Stored items
================================

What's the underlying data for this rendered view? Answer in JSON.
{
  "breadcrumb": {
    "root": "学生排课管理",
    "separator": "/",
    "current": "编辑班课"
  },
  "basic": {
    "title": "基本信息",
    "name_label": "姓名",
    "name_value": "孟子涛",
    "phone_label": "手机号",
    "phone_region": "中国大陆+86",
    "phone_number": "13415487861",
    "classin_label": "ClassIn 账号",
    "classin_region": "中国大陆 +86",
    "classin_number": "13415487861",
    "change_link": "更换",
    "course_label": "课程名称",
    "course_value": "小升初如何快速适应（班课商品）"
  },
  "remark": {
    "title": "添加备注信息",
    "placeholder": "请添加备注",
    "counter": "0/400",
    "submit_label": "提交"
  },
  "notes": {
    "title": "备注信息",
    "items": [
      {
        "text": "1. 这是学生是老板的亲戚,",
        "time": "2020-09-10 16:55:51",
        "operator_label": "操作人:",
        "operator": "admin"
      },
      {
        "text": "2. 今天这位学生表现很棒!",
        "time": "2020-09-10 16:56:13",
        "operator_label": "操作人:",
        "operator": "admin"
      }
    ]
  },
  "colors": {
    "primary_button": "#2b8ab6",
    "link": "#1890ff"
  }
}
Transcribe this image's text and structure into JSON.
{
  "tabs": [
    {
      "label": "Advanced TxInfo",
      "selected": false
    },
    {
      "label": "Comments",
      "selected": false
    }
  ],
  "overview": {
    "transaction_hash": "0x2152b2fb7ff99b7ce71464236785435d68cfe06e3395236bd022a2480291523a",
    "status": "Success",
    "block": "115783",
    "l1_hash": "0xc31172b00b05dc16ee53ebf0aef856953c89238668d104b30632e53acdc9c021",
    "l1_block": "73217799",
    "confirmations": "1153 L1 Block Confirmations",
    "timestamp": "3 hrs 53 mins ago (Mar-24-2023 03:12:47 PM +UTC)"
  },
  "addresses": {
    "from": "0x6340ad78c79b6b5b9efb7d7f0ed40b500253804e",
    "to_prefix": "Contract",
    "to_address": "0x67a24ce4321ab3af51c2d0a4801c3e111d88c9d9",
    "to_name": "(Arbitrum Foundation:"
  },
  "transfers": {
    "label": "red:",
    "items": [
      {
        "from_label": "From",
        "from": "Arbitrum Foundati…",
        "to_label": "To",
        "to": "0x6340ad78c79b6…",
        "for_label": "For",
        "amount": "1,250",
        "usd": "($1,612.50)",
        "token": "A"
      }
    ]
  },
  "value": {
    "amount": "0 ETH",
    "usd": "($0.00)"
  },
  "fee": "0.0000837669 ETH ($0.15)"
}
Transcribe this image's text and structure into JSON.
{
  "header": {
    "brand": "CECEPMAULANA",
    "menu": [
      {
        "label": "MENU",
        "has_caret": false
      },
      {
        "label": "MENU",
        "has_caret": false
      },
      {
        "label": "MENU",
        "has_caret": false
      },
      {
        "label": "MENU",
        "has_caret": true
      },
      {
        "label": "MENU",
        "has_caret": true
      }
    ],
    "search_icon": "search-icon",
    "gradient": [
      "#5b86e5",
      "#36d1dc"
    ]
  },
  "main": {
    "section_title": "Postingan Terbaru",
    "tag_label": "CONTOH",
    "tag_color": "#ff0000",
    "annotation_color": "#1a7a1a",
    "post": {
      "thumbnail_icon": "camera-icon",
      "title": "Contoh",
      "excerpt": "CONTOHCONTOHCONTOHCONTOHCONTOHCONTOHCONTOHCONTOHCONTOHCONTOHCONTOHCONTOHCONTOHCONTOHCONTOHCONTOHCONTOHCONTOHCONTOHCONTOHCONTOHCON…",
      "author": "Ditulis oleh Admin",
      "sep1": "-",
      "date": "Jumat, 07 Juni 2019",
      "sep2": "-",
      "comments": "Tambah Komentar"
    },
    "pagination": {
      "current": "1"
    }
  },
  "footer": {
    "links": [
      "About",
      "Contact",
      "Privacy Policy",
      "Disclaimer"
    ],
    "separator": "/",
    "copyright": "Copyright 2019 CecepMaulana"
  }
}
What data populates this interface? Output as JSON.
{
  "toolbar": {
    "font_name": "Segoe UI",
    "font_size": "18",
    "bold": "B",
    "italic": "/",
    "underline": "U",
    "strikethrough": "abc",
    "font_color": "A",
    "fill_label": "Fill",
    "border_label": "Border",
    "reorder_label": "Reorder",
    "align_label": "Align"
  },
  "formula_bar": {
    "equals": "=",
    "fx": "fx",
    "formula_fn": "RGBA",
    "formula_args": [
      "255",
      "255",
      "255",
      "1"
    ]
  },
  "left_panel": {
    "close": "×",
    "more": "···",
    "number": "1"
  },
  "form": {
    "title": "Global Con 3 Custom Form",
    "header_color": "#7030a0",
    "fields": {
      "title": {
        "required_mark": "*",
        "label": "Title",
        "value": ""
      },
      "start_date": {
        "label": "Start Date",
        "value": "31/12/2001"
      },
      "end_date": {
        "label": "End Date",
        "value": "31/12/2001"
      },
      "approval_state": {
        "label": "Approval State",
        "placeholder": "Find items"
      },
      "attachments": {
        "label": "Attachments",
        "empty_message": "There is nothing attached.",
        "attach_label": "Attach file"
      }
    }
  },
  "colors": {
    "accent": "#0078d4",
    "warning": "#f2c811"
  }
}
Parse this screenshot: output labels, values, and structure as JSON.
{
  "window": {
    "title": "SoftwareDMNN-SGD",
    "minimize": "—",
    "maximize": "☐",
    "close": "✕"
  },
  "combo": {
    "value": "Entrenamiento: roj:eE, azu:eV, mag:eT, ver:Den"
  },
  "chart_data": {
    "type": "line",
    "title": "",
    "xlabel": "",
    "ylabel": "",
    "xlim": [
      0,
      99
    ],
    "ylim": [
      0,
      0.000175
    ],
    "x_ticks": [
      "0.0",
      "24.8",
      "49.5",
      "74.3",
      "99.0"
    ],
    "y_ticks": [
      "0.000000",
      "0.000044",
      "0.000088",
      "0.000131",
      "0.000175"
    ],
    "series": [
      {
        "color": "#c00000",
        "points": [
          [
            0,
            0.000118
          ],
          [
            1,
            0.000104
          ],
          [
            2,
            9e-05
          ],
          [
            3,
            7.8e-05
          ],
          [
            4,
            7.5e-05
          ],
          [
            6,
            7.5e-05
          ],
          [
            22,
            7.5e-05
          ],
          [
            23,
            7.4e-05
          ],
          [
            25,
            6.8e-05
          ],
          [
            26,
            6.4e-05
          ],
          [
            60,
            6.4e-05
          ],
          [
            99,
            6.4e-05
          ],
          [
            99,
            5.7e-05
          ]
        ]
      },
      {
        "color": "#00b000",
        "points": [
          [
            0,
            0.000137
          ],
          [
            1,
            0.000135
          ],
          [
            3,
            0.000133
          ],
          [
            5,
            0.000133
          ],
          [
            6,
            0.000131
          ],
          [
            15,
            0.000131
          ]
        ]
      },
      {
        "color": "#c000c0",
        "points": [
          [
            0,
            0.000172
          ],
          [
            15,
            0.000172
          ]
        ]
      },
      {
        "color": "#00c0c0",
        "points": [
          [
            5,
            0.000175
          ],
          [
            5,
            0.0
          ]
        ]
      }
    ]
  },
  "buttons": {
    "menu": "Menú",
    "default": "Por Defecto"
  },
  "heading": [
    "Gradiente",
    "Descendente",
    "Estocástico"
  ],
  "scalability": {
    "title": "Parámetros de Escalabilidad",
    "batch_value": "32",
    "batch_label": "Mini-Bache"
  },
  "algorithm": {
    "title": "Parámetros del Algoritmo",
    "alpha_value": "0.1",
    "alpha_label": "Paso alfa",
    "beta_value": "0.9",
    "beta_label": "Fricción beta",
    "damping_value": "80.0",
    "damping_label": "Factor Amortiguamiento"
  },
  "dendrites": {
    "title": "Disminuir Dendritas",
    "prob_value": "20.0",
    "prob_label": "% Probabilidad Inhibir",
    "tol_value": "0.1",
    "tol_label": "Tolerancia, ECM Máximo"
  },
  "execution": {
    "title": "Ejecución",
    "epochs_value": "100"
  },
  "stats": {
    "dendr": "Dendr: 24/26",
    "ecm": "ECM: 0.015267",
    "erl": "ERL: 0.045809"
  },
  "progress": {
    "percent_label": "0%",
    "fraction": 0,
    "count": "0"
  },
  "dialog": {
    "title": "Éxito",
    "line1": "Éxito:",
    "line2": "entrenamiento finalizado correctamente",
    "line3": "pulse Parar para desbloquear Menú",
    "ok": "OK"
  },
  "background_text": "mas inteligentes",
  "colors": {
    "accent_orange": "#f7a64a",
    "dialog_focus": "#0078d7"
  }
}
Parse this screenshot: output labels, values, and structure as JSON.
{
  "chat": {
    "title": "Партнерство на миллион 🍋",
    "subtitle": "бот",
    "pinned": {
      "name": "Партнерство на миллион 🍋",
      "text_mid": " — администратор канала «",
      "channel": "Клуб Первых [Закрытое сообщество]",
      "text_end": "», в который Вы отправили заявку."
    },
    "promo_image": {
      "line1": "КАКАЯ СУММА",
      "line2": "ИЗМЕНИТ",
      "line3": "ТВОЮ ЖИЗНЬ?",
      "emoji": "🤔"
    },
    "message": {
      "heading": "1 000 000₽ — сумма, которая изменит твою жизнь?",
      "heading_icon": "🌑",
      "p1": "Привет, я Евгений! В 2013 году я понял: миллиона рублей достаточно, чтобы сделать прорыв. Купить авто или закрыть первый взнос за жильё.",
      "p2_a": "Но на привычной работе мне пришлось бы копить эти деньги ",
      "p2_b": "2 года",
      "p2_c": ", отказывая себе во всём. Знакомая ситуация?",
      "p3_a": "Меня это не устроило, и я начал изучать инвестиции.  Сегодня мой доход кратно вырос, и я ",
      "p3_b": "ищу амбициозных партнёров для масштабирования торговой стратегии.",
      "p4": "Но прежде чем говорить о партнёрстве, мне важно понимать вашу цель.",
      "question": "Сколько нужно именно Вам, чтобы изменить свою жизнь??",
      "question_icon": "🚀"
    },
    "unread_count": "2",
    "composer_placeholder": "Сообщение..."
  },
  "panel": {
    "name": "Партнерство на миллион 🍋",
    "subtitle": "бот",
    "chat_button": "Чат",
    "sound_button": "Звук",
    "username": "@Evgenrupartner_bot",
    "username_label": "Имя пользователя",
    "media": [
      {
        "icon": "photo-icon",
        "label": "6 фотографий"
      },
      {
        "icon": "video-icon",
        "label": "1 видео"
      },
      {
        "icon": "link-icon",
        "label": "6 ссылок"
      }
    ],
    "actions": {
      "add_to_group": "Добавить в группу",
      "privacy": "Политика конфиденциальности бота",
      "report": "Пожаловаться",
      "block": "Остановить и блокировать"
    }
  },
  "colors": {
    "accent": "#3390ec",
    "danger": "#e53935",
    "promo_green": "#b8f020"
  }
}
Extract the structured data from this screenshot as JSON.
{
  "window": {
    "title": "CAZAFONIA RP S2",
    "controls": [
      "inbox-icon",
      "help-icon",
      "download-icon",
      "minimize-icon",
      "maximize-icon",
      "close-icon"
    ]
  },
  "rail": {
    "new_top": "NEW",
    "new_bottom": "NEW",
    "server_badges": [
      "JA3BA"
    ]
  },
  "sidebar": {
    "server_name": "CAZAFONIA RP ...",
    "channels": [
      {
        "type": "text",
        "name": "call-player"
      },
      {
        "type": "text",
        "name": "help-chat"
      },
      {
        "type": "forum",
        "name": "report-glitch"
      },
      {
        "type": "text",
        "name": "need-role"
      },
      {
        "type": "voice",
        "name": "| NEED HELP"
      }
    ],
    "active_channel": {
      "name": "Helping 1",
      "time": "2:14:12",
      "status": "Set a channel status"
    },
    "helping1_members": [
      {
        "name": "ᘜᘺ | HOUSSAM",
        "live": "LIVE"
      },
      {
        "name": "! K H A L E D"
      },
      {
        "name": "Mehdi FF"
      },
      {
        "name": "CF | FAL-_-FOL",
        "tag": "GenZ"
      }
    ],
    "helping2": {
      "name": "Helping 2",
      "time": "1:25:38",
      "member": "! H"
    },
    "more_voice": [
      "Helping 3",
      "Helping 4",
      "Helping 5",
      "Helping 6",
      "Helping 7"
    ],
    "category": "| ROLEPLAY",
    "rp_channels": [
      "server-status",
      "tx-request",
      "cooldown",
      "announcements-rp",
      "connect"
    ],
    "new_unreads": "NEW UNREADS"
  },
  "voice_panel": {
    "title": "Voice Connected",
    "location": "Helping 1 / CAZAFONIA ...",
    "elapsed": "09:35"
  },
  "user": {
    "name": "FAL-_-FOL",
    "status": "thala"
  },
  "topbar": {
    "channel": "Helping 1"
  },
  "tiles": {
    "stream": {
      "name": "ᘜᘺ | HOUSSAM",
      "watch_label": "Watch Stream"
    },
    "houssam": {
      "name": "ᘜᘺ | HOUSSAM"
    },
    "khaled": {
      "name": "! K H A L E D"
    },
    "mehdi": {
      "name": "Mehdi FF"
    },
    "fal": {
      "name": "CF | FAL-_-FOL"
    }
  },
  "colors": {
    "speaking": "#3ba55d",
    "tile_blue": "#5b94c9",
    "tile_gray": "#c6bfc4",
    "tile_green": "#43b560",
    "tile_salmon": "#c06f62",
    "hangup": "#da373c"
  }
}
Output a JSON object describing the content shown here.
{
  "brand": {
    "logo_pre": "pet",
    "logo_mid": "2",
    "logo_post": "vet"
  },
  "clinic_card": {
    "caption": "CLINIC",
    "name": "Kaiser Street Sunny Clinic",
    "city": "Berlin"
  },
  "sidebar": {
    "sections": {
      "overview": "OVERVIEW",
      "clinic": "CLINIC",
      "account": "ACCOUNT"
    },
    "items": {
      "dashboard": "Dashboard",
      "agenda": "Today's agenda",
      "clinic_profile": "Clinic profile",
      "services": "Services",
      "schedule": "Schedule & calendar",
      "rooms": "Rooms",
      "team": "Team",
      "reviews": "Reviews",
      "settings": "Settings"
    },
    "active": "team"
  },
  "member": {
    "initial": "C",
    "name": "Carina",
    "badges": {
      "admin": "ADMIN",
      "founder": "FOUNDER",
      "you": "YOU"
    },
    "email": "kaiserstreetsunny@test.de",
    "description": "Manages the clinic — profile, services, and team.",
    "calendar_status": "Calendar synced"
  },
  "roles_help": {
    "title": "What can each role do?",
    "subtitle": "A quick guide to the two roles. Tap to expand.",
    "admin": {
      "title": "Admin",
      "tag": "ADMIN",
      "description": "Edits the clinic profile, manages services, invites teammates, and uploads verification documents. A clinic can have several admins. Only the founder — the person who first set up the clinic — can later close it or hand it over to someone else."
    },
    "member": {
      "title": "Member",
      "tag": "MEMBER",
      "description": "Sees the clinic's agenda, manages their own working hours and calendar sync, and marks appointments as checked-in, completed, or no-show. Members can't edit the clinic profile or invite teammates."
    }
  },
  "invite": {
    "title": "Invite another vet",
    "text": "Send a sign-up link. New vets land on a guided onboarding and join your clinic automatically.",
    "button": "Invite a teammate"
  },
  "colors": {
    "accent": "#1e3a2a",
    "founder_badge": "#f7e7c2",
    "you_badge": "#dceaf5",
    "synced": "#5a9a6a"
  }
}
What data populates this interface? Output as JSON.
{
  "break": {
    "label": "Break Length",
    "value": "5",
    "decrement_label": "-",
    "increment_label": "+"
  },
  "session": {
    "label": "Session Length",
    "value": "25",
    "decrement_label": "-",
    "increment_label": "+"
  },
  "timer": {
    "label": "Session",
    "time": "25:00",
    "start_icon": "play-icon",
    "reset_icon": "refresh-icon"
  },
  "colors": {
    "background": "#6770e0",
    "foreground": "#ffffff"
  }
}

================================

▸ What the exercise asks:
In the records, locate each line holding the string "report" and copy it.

▸ The answer:
      "report": "Пожаловаться",
        "name": "report-glitch"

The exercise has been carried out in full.